It's not a Crusade...no, wait, it is
About this day last week we noted Christopher Hitchens making an unfortunate reference to Heart of Darkness in connection with the deteriorating situation in Iraq. Now comes a set of even more unfortunate references from Andrew Sullivan, who doesn't seem to see the problem of viewing the crisis through the prism of Holy Week.
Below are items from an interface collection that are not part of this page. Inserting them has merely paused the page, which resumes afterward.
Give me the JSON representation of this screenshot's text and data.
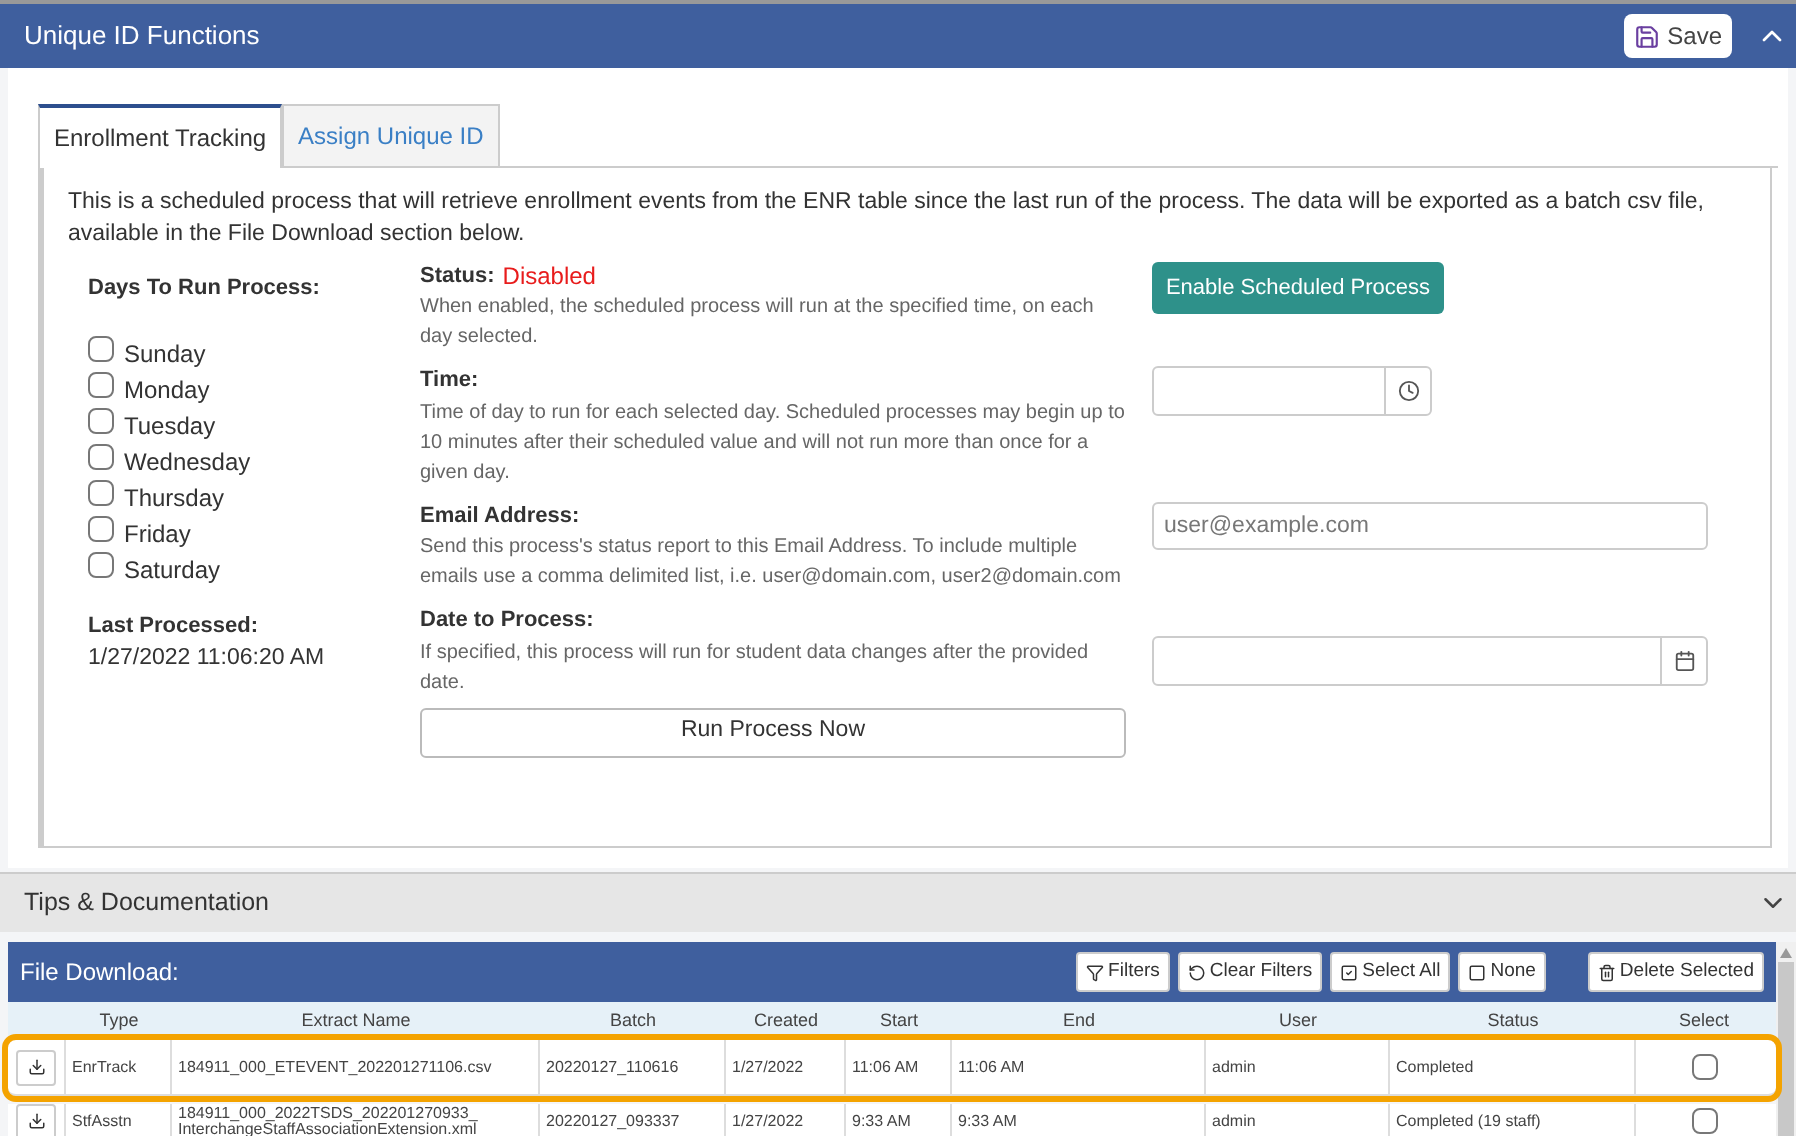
{
  "header": {
    "title": "Unique ID Functions",
    "save_label": "Save"
  },
  "tabs": [
    {
      "label": "Enrollment Tracking",
      "selected": true
    },
    {
      "label": "Assign Unique ID",
      "selected": false
    }
  ],
  "intro": "This is a scheduled process that will retrieve enrollment events from the ENR table since the last run of the process. The data will be exported as a batch csv file, available in the File Download section below.",
  "days": {
    "title": "Days To Run Process:",
    "items": [
      {
        "label": "Sunday",
        "checked": false
      },
      {
        "label": "Monday",
        "checked": false
      },
      {
        "label": "Tuesday",
        "checked": false
      },
      {
        "label": "Wednesday",
        "checked": false
      },
      {
        "label": "Thursday",
        "checked": false
      },
      {
        "label": "Friday",
        "checked": false
      },
      {
        "label": "Saturday",
        "checked": false
      }
    ]
  },
  "last_processed": {
    "label": "Last Processed:",
    "value": "1/27/2022 11:06:20 AM"
  },
  "status": {
    "label": "Status:",
    "value": "Disabled",
    "enabled": false,
    "help": "When enabled, the scheduled process will run at the specified time, on each day selected.",
    "button": "Enable Scheduled Process"
  },
  "time": {
    "label": "Time:",
    "help": "Time of day to run for each selected day. Scheduled processes may begin up to 10 minutes after their scheduled value and will not run more than once for a given day."
  },
  "email": {
    "label": "Email Address:",
    "help": "Send this process's status report to this Email Address. To include multiple emails use a comma delimited list, i.e. user@domain.com, user2@domain.com",
    "placeholder": "user@example.com"
  },
  "date": {
    "label": "Date to Process:",
    "help": "If specified, this process will run for student data changes after the provided date."
  },
  "run_button": "Run Process Now",
  "tips": {
    "title": "Tips & Documentation",
    "expanded": false
  },
  "file_download": {
    "title": "File Download:",
    "buttons": [
      "Filters",
      "Clear Filters",
      "Select All",
      "None",
      "Delete Selected"
    ],
    "columns": [
      "Type",
      "Extract Name",
      "Batch",
      "Created",
      "Start",
      "End",
      "User",
      "Status",
      "Select"
    ],
    "rows": [
      {
        "highlighted": true,
        "checked": false,
        "cells": [
          "EnrTrack",
          "184911_000_ETEVENT_202201271106.csv",
          "20220127_110616",
          "1/27/2022",
          "11:06 AM",
          "11:06 AM",
          "admin",
          "Completed"
        ]
      },
      {
        "highlighted": false,
        "checked": false,
        "cells": [
          "StfAsstn",
          "184911_000_2022TSDS_202201270933_ InterchangeStaffAssociationExtension.xml",
          "20220127_093337",
          "1/27/2022",
          "9:33 AM",
          "9:33 AM",
          "admin",
          "Completed (19 staff)"
        ]
      }
    ]
  }
}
The post is titled "The Passion of Iraq" which just invites some weird analogies (Bremer = Pontius Pilate?). He then asks "Did we expect the place to become Toledo overnight?" by which we assume he means Toledo, Ohio (coming soon: the Baghdad Mudhens baseball team joins the AAA league) but instead sounds like a reference to Toledo, Spain, which gets us into some very tricky history as far as the Muslim world is concerned:
Castile and Leon captured the Muslim kingdom of Toledo in 1085, annexed its lands, and pushed the frontier of Christian Spain south beyond the Tagus River. The Muslim lands annexed by Castile and Leon became known as New Castile. The capture of Toledo—the ancient capital of Visigothic Spain—marked the first time a major city in Muslim Spain had fallen to Christian forces, and it served to sharpen the religious aspect of the Christian reconquest. In subsequent centuries this dimension of the conflict would grow stronger.
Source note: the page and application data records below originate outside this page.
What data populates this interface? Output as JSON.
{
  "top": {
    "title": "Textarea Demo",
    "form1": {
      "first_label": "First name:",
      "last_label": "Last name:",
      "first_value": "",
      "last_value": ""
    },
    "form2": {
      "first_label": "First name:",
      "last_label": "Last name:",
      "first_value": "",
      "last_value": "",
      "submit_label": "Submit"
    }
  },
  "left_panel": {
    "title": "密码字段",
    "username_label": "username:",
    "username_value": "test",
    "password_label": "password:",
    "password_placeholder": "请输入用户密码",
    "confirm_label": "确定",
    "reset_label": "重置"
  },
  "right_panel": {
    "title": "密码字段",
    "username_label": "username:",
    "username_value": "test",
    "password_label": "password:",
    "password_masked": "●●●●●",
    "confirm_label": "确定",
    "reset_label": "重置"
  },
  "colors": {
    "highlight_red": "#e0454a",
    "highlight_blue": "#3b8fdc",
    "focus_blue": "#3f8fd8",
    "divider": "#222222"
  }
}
And just to eliminate any doubt about the Passion-Resurrection imagery being applied to Iraq:
It may be dark this Friday, but Christians are told that a new day will dawn. Not in three days. But in time. If we keep our nerve.
Just the pep talk that the ayatollahs and clerics need to hear! And anyway, what's with this "three days" business? It's already Good Friday. Jesus will be doing his thing in about 36 hours. In three days, much of the world, but not the US (except perhaps for its leisure-loving President) takes the day off on what Andrew used to call a Bank Holiday.